  23. Thank for the kind words Tony. It just makes me nervous knowing that there is a "righter" way to do it. Don't get me wrong I'm very appreciative of the free work that was put in making the planes and I understand the need for simplicity in this kind of projects but I feel wrong if I don't go the extra mile. So with that in mind here's my attempt at the cross chock Only 8 to go...
  24. Hi, One question about frame construction. The Triton's keel was layed down in 1771 and according to Peter Goodwin between 1750-1811 the 1st futtocks ended in a scarph against the keel and a cross chock as used to fasten the two and the assembly to the keel. On the plans the two 1st futtocks are actually very similar to two half floors. In this case (again according to Peter Goodwin) they would be fastened to each other and to the keel by coaks, this was the method of construction between 1811-1850. So the question is: where the plans simplified so "first times" like me could actually build the cross section and I'm over complicating or is there and alternate method of construction? I'm sure Peter Goodwin's word is not the only one and it's not final. Thanks

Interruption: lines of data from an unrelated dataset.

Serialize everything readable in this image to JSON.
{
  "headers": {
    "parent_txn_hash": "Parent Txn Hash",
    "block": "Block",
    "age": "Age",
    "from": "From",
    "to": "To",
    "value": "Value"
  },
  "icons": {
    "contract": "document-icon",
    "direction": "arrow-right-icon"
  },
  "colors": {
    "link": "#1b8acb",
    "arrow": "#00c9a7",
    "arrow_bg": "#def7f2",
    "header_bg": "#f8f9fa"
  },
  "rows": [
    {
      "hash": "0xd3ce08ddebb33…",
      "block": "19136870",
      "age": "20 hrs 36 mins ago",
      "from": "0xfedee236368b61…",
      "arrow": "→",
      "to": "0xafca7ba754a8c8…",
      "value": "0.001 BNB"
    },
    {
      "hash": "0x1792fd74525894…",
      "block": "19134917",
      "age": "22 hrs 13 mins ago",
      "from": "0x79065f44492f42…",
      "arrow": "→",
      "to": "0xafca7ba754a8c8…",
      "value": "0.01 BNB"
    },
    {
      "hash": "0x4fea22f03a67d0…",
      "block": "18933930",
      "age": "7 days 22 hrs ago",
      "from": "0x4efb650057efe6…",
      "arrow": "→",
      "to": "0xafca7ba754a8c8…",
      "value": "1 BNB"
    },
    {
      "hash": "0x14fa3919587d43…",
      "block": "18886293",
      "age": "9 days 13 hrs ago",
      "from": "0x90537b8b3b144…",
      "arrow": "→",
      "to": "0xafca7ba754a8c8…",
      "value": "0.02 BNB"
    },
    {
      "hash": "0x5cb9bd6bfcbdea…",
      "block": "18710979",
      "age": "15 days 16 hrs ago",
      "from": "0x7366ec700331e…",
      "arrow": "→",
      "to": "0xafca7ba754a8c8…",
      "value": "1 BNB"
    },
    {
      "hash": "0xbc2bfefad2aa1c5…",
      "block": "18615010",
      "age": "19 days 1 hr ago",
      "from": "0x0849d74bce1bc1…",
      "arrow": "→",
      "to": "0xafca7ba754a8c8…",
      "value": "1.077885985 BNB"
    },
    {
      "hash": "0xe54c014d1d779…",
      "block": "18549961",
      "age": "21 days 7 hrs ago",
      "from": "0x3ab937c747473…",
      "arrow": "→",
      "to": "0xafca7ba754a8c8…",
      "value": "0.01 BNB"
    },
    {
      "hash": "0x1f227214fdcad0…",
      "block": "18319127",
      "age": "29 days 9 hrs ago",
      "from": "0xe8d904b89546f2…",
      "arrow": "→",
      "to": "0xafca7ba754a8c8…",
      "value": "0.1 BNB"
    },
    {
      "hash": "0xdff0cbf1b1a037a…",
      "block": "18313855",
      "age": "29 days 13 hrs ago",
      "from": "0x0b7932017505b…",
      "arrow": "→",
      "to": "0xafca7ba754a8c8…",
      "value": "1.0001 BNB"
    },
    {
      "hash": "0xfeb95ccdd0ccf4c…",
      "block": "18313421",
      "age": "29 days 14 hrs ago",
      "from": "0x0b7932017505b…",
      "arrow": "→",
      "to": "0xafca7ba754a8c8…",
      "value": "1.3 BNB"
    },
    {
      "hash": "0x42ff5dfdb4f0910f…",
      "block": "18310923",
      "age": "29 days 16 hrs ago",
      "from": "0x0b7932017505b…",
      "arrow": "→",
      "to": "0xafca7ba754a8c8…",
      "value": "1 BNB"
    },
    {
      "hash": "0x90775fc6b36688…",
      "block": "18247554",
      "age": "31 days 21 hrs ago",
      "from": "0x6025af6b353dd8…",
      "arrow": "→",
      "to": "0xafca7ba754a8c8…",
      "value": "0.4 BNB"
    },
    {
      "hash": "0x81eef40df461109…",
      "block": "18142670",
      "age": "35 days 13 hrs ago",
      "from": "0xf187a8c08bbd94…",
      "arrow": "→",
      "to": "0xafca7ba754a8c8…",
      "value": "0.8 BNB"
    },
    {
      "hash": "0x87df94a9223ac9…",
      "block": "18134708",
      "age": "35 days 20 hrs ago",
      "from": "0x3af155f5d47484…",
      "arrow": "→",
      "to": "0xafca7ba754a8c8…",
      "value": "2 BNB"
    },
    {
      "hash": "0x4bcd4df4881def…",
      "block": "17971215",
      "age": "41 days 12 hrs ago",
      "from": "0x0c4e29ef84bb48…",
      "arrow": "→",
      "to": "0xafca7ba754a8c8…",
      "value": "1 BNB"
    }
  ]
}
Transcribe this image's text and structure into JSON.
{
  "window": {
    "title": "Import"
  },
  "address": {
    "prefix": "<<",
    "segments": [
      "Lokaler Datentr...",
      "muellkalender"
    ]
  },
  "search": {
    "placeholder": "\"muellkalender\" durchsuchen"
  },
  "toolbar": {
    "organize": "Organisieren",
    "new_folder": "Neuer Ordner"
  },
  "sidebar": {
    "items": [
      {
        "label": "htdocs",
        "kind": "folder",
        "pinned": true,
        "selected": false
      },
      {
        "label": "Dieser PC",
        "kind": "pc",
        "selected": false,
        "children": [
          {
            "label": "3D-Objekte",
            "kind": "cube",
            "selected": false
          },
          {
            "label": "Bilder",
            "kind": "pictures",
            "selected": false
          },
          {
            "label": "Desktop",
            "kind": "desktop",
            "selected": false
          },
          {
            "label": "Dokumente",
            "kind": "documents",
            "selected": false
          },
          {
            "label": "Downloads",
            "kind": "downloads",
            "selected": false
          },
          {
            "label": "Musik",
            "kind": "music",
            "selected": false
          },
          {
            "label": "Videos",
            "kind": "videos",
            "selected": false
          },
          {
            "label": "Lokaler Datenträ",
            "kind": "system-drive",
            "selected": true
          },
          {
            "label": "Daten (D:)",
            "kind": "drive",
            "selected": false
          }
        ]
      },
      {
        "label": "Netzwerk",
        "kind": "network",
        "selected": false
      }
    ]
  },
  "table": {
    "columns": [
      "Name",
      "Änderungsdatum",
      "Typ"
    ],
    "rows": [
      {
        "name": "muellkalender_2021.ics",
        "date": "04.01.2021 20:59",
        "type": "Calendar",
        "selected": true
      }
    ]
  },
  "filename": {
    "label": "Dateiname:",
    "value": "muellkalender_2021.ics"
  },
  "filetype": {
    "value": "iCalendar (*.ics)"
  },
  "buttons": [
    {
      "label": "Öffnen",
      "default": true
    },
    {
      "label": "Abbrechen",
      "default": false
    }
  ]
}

  25. Hi, GabeK, thanks. I did see your log during my research but like.you said it's difficult to find the formula for the chocks dimensions. I did find one on the TFFM book but I'm missing one of the variables. I ended up simplifying the formula. I cut all the frames peices, still can't control the scroll saw properly so some are closer to the line then others. In the mean time finished the "C" double frame. The second pair has 2 chocks and 2 scarphs. With the mill the scarphs where much easier to make. Still there is a lot of fine sanding with the micro files... Now to glue everything, sand and then treenails...